BEGIN GIVEN DATA
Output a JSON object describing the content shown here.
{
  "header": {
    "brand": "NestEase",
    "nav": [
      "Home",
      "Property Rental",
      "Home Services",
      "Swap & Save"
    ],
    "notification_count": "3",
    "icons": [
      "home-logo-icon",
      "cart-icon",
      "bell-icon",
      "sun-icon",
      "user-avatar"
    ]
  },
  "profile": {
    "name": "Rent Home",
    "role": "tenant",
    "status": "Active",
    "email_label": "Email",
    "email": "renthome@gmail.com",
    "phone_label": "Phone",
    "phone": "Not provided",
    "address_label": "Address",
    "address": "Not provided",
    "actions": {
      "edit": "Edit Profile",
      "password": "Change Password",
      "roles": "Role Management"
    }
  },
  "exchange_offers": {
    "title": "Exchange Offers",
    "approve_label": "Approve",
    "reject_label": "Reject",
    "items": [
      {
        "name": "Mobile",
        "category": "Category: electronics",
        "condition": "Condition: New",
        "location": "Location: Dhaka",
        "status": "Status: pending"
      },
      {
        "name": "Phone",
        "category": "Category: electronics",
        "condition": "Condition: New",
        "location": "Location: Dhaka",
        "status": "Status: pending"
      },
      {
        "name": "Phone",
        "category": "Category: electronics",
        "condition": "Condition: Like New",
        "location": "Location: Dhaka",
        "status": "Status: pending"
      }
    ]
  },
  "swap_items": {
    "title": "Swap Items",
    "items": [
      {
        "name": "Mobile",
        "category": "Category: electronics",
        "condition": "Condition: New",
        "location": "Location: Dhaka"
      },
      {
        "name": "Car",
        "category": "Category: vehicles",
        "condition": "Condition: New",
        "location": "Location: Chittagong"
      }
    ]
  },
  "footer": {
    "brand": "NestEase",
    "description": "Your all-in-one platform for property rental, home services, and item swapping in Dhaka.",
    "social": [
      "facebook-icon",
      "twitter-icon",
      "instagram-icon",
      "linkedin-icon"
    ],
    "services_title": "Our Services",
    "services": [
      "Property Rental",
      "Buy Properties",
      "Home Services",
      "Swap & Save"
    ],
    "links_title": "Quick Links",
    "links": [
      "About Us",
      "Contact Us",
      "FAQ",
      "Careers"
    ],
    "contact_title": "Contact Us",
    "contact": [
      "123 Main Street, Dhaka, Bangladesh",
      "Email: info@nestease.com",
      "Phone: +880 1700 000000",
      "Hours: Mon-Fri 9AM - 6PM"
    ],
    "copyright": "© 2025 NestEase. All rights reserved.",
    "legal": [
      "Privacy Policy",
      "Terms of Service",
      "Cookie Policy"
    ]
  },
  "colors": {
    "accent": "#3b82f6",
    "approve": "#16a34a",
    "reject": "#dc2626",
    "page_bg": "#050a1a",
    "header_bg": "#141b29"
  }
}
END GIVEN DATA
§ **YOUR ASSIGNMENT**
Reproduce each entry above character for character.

§ **SOLUTION TO THIS TASK**
Output a JSON object describing the content shown here.
{
  "header": {
    "brand": "NestEase",
    "nav": [
      "Home",
      "Property Rental",
      "Home Services",
      "Swap & Save"
    ],
    "notification_count": "3",
    "icons": [
      "home-logo-icon",
      "cart-icon",
      "bell-icon",
      "sun-icon",
      "user-avatar"
    ]
  },
  "profile": {
    "name": "Rent Home",
    "role": "tenant",
    "status": "Active",
    "email_label": "Email",
    "email": "renthome@gmail.com",
    "phone_label": "Phone",
    "phone": "Not provided",
    "address_label": "Address",
    "address": "Not provided",
    "actions": {
      "edit": "Edit Profile",
      "password": "Change Password",
      "roles": "Role Management"
    }
  },
  "exchange_offers": {
    "title": "Exchange Offers",
    "approve_label": "Approve",
    "reject_label": "Reject",
    "items": [
      {
        "name": "Mobile",
        "category": "Category: electronics",
        "condition": "Condition: New",
        "location": "Location: Dhaka",
        "status": "Status: pending"
      },
      {
        "name": "Phone",
        "category": "Category: electronics",
        "condition": "Condition: New",
        "location": "Location: Dhaka",
        "status": "Status: pending"
      },
      {
        "name": "Phone",
        "category": "Category: electronics",
        "condition": "Condition: Like New",
        "location": "Location: Dhaka",
        "status": "Status: pending"
      }
    ]
  },
  "swap_items": {
    "title": "Swap Items",
    "items": [
      {
        "name": "Mobile",
        "category": "Category: electronics",
        "condition": "Condition: New",
        "location": "Location: Dhaka"
      },
      {
        "name": "Car",
        "category": "Category: vehicles",
        "condition": "Condition: New",
        "location": "Location: Chittagong"
      }
    ]
  },
  "footer": {
    "brand": "NestEase",
    "description": "Your all-in-one platform for property rental, home services, and item swapping in Dhaka.",
    "social": [
      "facebook-icon",
      "twitter-icon",
      "instagram-icon",
      "linkedin-icon"
    ],
    "services_title": "Our Services",
    "services": [
      "Property Rental",
      "Buy Properties",
      "Home Services",
      "Swap & Save"
    ],
    "links_title": "Quick Links",
    "links": [
      "About Us",
      "Contact Us",
      "FAQ",
      "Careers"
    ],
    "contact_title": "Contact Us",
    "contact": [
      "123 Main Street, Dhaka, Bangladesh",
      "Email: info@nestease.com",
      "Phone: +880 1700 000000",
      "Hours: Mon-Fri 9AM - 6PM"
    ],
    "copyright": "© 2025 NestEase. All rights reserved.",
    "legal": [
      "Privacy Policy",
      "Terms of Service",
      "Cookie Policy"
    ]
  },
  "colors": {
    "accent": "#3b82f6",
    "approve": "#16a34a",
    "reject": "#dc2626",
    "page_bg": "#050a1a",
    "header_bg": "#141b29"
  }
}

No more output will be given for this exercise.